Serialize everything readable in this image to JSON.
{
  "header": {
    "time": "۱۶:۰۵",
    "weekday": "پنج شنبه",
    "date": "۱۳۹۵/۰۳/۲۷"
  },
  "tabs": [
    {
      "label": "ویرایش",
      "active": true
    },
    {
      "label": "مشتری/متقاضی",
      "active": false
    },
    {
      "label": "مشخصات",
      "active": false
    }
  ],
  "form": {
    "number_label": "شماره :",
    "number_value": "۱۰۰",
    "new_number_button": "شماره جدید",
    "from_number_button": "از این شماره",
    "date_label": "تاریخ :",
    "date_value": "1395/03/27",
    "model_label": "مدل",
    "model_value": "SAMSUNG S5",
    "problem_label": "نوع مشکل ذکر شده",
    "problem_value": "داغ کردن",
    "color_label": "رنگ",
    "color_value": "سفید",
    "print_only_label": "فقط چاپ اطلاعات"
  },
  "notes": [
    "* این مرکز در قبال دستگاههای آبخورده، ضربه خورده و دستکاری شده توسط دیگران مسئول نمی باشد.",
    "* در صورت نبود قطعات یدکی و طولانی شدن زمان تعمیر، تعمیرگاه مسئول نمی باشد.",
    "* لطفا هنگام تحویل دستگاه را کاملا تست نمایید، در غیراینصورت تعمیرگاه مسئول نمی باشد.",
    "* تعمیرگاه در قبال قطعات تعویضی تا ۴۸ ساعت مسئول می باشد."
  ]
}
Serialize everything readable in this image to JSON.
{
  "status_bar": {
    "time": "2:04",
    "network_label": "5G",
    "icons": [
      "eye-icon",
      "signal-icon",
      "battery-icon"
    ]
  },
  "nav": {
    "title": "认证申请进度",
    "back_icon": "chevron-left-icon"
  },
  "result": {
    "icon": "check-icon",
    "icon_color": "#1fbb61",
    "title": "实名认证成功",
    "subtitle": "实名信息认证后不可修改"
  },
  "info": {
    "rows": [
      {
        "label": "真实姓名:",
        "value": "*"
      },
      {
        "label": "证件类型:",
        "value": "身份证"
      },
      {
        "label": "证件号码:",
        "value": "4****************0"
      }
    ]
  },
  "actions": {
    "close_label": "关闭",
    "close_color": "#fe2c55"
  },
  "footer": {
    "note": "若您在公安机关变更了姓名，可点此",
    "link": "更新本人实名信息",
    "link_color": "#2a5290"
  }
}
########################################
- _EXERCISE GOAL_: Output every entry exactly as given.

- _SOLVED EXERCISE_:
Serialize everything readable in this image to JSON.
{
  "header": {
    "time": "۱۶:۰۵",
    "weekday": "پنج شنبه",
    "date": "۱۳۹۵/۰۳/۲۷"
  },
  "tabs": [
    {
      "label": "ویرایش",
      "active": true
    },
    {
      "label": "مشتری/متقاضی",
      "active": false
    },
    {
      "label": "مشخصات",
      "active": false
    }
  ],
  "form": {
    "number_label": "شماره :",
    "number_value": "۱۰۰",
    "new_number_button": "شماره جدید",
    "from_number_button": "از این شماره",
    "date_label": "تاریخ :",
    "date_value": "1395/03/27",
    "model_label": "مدل",
    "model_value": "SAMSUNG S5",
    "problem_label": "نوع مشکل ذکر شده",
    "problem_value": "داغ کردن",
    "color_label": "رنگ",
    "color_value": "سفید",
    "print_only_label": "فقط چاپ اطلاعات"
  },
  "notes": [
    "* این مرکز در قبال دستگاههای آبخورده، ضربه خورده و دستکاری شده توسط دیگران مسئول نمی باشد.",
    "* در صورت نبود قطعات یدکی و طولانی شدن زمان تعمیر، تعمیرگاه مسئول نمی باشد.",
    "* لطفا هنگام تحویل دستگاه را کاملا تست نمایید، در غیراینصورت تعمیرگاه مسئول نمی باشد.",
    "* تعمیرگاه در قبال قطعات تعویضی تا ۴۸ ساعت مسئول می باشد."
  ]
}
Serialize everything readable in this image to JSON.
{
  "status_bar": {
    "time": "2:04",
    "network_label": "5G",
    "icons": [
      "eye-icon",
      "signal-icon",
      "battery-icon"
    ]
  },
  "nav": {
    "title": "认证申请进度",
    "back_icon": "chevron-left-icon"
  },
  "result": {
    "icon": "check-icon",
    "icon_color": "#1fbb61",
    "title": "实名认证成功",
    "subtitle": "实名信息认证后不可修改"
  },
  "info": {
    "rows": [
      {
        "label": "真实姓名:",
        "value": "*"
      },
      {
        "label": "证件类型:",
        "value": "身份证"
      },
      {
        "label": "证件号码:",
        "value": "4****************0"
      }
    ]
  },
  "actions": {
    "close_label": "关闭",
    "close_color": "#fe2c55"
  },
  "footer": {
    "note": "若您在公安机关变更了姓名，可点此",
    "link": "更新本人实名信息",
    "link_color": "#2a5290"
  }
}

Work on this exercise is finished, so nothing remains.